* THE PROBLEM
Should an entry contain an image, leave the image out and repeat the entry's text exactly.

Website and app data records
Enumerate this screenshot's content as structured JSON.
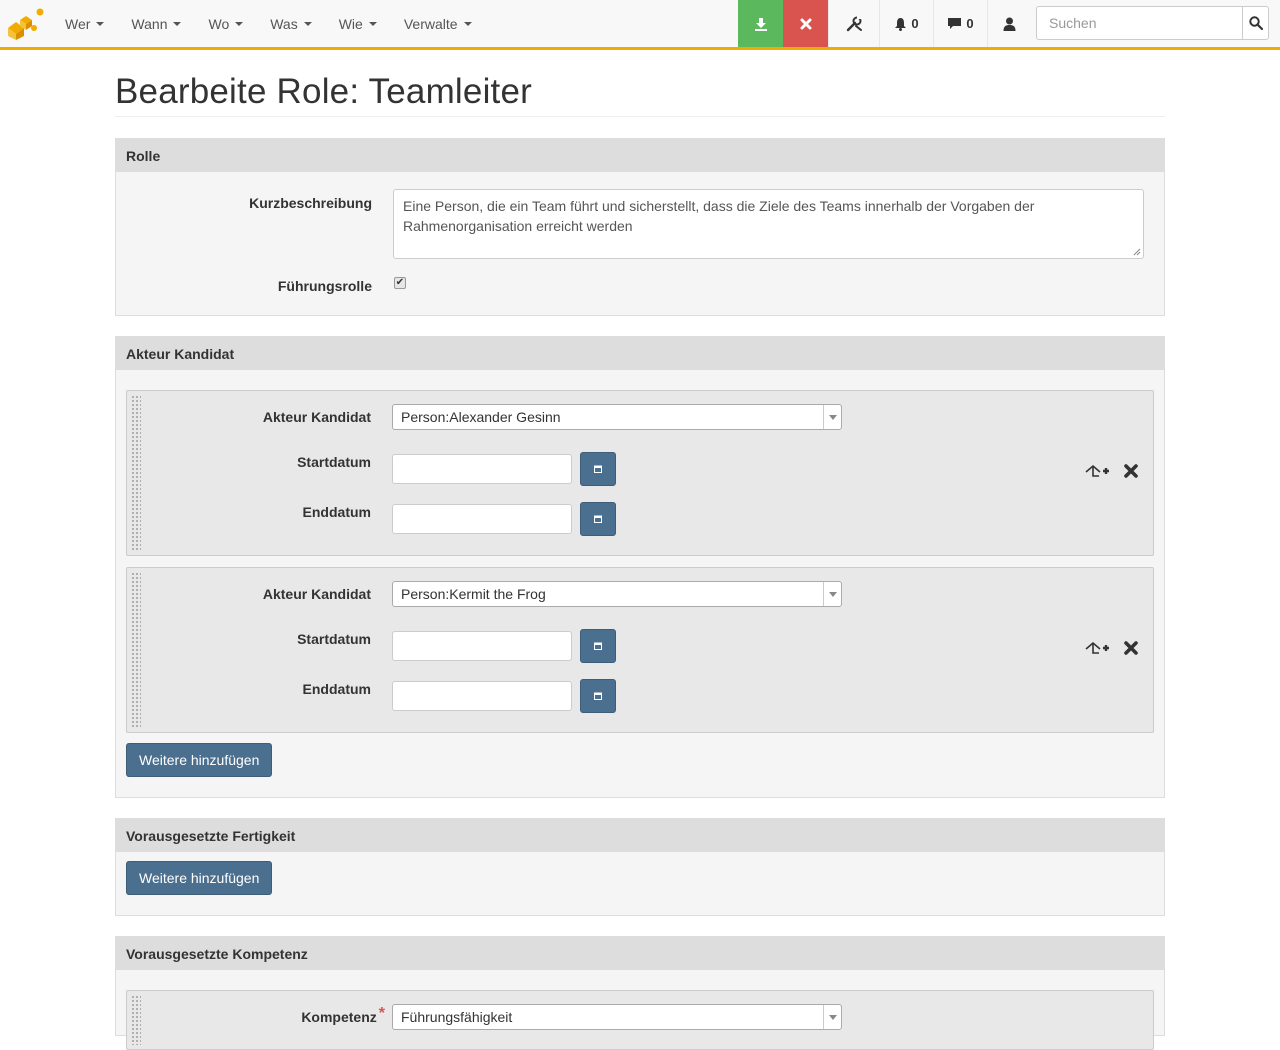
{
  "navbar": {
    "menu": [
      {
        "label": "Wer"
      },
      {
        "label": "Wann"
      },
      {
        "label": "Wo"
      },
      {
        "label": "Was"
      },
      {
        "label": "Wie"
      },
      {
        "label": "Verwalte"
      }
    ],
    "save_icon": "download-icon",
    "cancel_icon": "close-icon",
    "tools_icon": "wrench-icon",
    "notifications": {
      "icon": "bell-icon",
      "count": "0"
    },
    "messages": {
      "icon": "comment-icon",
      "count": "0"
    },
    "user_icon": "user-icon",
    "search": {
      "placeholder": "Suchen",
      "value": "",
      "icon": "search-icon"
    },
    "accent_color": "#f0ad00"
  },
  "page": {
    "title": "Bearbeite Role: Teamleiter"
  },
  "rolle": {
    "heading": "Rolle",
    "kurzbeschreibung_label": "Kurzbeschreibung",
    "kurzbeschreibung_value": "Eine Person, die ein Team führt und sicherstellt, dass die Ziele des Teams innerhalb der Vorgaben der Rahmenorganisation erreicht werden",
    "fuehrungsrolle_label": "Führungsrolle",
    "fuehrungsrolle_checked": true,
    "fuehrungsrolle_check_glyph": "✔"
  },
  "akteur": {
    "heading": "Akteur Kandidat",
    "rows": [
      {
        "kandidat_label": "Akteur Kandidat",
        "kandidat_value": "Person:Alexander Gesinn",
        "start_label": "Startdatum",
        "start_value": "",
        "end_label": "Enddatum",
        "end_value": ""
      },
      {
        "kandidat_label": "Akteur Kandidat",
        "kandidat_value": "Person:Kermit the Frog",
        "start_label": "Startdatum",
        "start_value": "",
        "end_label": "Enddatum",
        "end_value": ""
      }
    ],
    "add_button": "Weitere hinzufügen"
  },
  "fertigkeit": {
    "heading": "Vorausgesetzte Fertigkeit",
    "add_button": "Weitere hinzufügen"
  },
  "kompetenz": {
    "heading": "Vorausgesetzte Kompetenz",
    "label": "Kompetenz",
    "required_mark": "*",
    "value": "Führungsfähigkeit"
  },
  "colors": {
    "save": "#5cb85c",
    "cancel": "#d9534f",
    "primary_button": "#4b6f8f"
  }
}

* SOLVED EXERCISE
Enumerate this screenshot's content as structured JSON.
{
  "navbar": {
    "menu": [
      {
        "label": "Wer"
      },
      {
        "label": "Wann"
      },
      {
        "label": "Wo"
      },
      {
        "label": "Was"
      },
      {
        "label": "Wie"
      },
      {
        "label": "Verwalte"
      }
    ],
    "save_icon": "download-icon",
    "cancel_icon": "close-icon",
    "tools_icon": "wrench-icon",
    "notifications": {
      "icon": "bell-icon",
      "count": "0"
    },
    "messages": {
      "icon": "comment-icon",
      "count": "0"
    },
    "user_icon": "user-icon",
    "search": {
      "placeholder": "Suchen",
      "value": "",
      "icon": "search-icon"
    },
    "accent_color": "#f0ad00"
  },
  "page": {
    "title": "Bearbeite Role: Teamleiter"
  },
  "rolle": {
    "heading": "Rolle",
    "kurzbeschreibung_label": "Kurzbeschreibung",
    "kurzbeschreibung_value": "Eine Person, die ein Team führt und sicherstellt, dass die Ziele des Teams innerhalb der Vorgaben der Rahmenorganisation erreicht werden",
    "fuehrungsrolle_label": "Führungsrolle",
    "fuehrungsrolle_checked": true,
    "fuehrungsrolle_check_glyph": "✔"
  },
  "akteur": {
    "heading": "Akteur Kandidat",
    "rows": [
      {
        "kandidat_label": "Akteur Kandidat",
        "kandidat_value": "Person:Alexander Gesinn",
        "start_label": "Startdatum",
        "start_value": "",
        "end_label": "Enddatum",
        "end_value": ""
      },
      {
        "kandidat_label": "Akteur Kandidat",
        "kandidat_value": "Person:Kermit the Frog",
        "start_label": "Startdatum",
        "start_value": "",
        "end_label": "Enddatum",
        "end_value": ""
      }
    ],
    "add_button": "Weitere hinzufügen"
  },
  "fertigkeit": {
    "heading": "Vorausgesetzte Fertigkeit",
    "add_button": "Weitere hinzufügen"
  },
  "kompetenz": {
    "heading": "Vorausgesetzte Kompetenz",
    "label": "Kompetenz",
    "required_mark": "*",
    "value": "Führungsfähigkeit"
  },
  "colors": {
    "save": "#5cb85c",
    "cancel": "#d9534f",
    "primary_button": "#4b6f8f"
  }
}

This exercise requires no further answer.